● Required action
Copy out all the records, word for word.

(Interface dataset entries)
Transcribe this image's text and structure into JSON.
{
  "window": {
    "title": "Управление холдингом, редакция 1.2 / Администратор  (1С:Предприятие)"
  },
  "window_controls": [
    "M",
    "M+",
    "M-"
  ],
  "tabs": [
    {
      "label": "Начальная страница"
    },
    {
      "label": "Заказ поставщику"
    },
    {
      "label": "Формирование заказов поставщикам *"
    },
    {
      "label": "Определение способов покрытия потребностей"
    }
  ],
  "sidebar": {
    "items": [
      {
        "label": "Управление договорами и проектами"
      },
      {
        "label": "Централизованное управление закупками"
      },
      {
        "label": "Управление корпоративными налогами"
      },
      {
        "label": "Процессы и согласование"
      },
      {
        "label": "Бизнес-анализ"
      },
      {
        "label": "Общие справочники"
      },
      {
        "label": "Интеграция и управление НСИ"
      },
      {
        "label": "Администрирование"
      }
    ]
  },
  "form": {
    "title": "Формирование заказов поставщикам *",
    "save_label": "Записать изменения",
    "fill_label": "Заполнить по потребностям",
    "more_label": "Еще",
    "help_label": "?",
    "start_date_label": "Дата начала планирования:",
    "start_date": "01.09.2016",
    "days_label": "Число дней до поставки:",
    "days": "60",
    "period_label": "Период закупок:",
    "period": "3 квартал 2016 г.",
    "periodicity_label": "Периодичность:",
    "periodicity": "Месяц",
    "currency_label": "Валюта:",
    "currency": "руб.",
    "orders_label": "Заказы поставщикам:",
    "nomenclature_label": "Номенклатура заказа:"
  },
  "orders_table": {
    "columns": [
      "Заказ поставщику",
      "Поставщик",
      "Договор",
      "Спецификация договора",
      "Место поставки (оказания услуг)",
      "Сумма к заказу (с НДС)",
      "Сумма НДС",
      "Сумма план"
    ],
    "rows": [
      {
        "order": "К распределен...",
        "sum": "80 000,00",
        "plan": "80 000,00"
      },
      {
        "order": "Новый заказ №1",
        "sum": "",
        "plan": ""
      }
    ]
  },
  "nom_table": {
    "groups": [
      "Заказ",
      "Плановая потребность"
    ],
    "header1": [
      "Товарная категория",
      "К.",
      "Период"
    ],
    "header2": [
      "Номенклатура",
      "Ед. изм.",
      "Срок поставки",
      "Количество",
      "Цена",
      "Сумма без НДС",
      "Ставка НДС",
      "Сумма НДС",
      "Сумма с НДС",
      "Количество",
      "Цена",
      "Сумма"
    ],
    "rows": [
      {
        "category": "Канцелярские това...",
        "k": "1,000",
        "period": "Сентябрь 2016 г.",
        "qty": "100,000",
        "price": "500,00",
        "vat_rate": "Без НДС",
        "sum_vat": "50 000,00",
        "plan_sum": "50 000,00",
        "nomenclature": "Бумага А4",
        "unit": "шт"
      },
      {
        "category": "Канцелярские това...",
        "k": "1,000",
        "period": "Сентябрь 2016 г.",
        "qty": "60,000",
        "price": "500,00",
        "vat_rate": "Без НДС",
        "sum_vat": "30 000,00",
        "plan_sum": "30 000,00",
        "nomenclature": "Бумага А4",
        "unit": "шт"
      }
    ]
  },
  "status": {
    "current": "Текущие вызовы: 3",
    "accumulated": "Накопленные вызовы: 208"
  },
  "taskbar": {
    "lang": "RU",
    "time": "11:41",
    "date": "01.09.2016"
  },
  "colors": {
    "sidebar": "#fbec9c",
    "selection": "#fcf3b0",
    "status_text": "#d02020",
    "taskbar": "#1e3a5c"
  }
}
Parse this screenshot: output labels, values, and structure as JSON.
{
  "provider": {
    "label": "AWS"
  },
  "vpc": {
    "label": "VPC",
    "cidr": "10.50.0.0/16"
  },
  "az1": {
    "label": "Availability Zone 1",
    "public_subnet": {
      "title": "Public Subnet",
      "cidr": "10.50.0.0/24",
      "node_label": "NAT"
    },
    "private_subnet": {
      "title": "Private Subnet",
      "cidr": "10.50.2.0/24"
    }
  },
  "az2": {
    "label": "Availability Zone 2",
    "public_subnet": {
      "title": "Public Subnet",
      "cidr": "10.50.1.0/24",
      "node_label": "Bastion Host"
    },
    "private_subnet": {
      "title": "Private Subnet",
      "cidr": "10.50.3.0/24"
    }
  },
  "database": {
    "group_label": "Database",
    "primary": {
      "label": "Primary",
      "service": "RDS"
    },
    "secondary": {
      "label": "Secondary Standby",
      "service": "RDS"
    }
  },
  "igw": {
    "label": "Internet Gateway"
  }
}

● Output for this exercise
Transcribe this image's text and structure into JSON.
{
  "window": {
    "title": "Управление холдингом, редакция 1.2 / Администратор  (1С:Предприятие)"
  },
  "window_controls": [
    "M",
    "M+",
    "M-"
  ],
  "tabs": [
    {
      "label": "Начальная страница"
    },
    {
      "label": "Заказ поставщику"
    },
    {
      "label": "Формирование заказов поставщикам *"
    },
    {
      "label": "Определение способов покрытия потребностей"
    }
  ],
  "sidebar": {
    "items": [
      {
        "label": "Управление договорами и проектами"
      },
      {
        "label": "Централизованное управление закупками"
      },
      {
        "label": "Управление корпоративными налогами"
      },
      {
        "label": "Процессы и согласование"
      },
      {
        "label": "Бизнес-анализ"
      },
      {
        "label": "Общие справочники"
      },
      {
        "label": "Интеграция и управление НСИ"
      },
      {
        "label": "Администрирование"
      }
    ]
  },
  "form": {
    "title": "Формирование заказов поставщикам *",
    "save_label": "Записать изменения",
    "fill_label": "Заполнить по потребностям",
    "more_label": "Еще",
    "help_label": "?",
    "start_date_label": "Дата начала планирования:",
    "start_date": "01.09.2016",
    "days_label": "Число дней до поставки:",
    "days": "60",
    "period_label": "Период закупок:",
    "period": "3 квартал 2016 г.",
    "periodicity_label": "Периодичность:",
    "periodicity": "Месяц",
    "currency_label": "Валюта:",
    "currency": "руб.",
    "orders_label": "Заказы поставщикам:",
    "nomenclature_label": "Номенклатура заказа:"
  },
  "orders_table": {
    "columns": [
      "Заказ поставщику",
      "Поставщик",
      "Договор",
      "Спецификация договора",
      "Место поставки (оказания услуг)",
      "Сумма к заказу (с НДС)",
      "Сумма НДС",
      "Сумма план"
    ],
    "rows": [
      {
        "order": "К распределен...",
        "sum": "80 000,00",
        "plan": "80 000,00"
      },
      {
        "order": "Новый заказ №1",
        "sum": "",
        "plan": ""
      }
    ]
  },
  "nom_table": {
    "groups": [
      "Заказ",
      "Плановая потребность"
    ],
    "header1": [
      "Товарная категория",
      "К.",
      "Период"
    ],
    "header2": [
      "Номенклатура",
      "Ед. изм.",
      "Срок поставки",
      "Количество",
      "Цена",
      "Сумма без НДС",
      "Ставка НДС",
      "Сумма НДС",
      "Сумма с НДС",
      "Количество",
      "Цена",
      "Сумма"
    ],
    "rows": [
      {
        "category": "Канцелярские това...",
        "k": "1,000",
        "period": "Сентябрь 2016 г.",
        "qty": "100,000",
        "price": "500,00",
        "vat_rate": "Без НДС",
        "sum_vat": "50 000,00",
        "plan_sum": "50 000,00",
        "nomenclature": "Бумага А4",
        "unit": "шт"
      },
      {
        "category": "Канцелярские това...",
        "k": "1,000",
        "period": "Сентябрь 2016 г.",
        "qty": "60,000",
        "price": "500,00",
        "vat_rate": "Без НДС",
        "sum_vat": "30 000,00",
        "plan_sum": "30 000,00",
        "nomenclature": "Бумага А4",
        "unit": "шт"
      }
    ]
  },
  "status": {
    "current": "Текущие вызовы: 3",
    "accumulated": "Накопленные вызовы: 208"
  },
  "taskbar": {
    "lang": "RU",
    "time": "11:41",
    "date": "01.09.2016"
  },
  "colors": {
    "sidebar": "#fbec9c",
    "selection": "#fcf3b0",
    "status_text": "#d02020",
    "taskbar": "#1e3a5c"
  }
}
Parse this screenshot: output labels, values, and structure as JSON.
{
  "provider": {
    "label": "AWS"
  },
  "vpc": {
    "label": "VPC",
    "cidr": "10.50.0.0/16"
  },
  "az1": {
    "label": "Availability Zone 1",
    "public_subnet": {
      "title": "Public Subnet",
      "cidr": "10.50.0.0/24",
      "node_label": "NAT"
    },
    "private_subnet": {
      "title": "Private Subnet",
      "cidr": "10.50.2.0/24"
    }
  },
  "az2": {
    "label": "Availability Zone 2",
    "public_subnet": {
      "title": "Public Subnet",
      "cidr": "10.50.1.0/24",
      "node_label": "Bastion Host"
    },
    "private_subnet": {
      "title": "Private Subnet",
      "cidr": "10.50.3.0/24"
    }
  },
  "database": {
    "group_label": "Database",
    "primary": {
      "label": "Primary",
      "service": "RDS"
    },
    "secondary": {
      "label": "Secondary Standby",
      "service": "RDS"
    }
  },
  "igw": {
    "label": "Internet Gateway"
  }
}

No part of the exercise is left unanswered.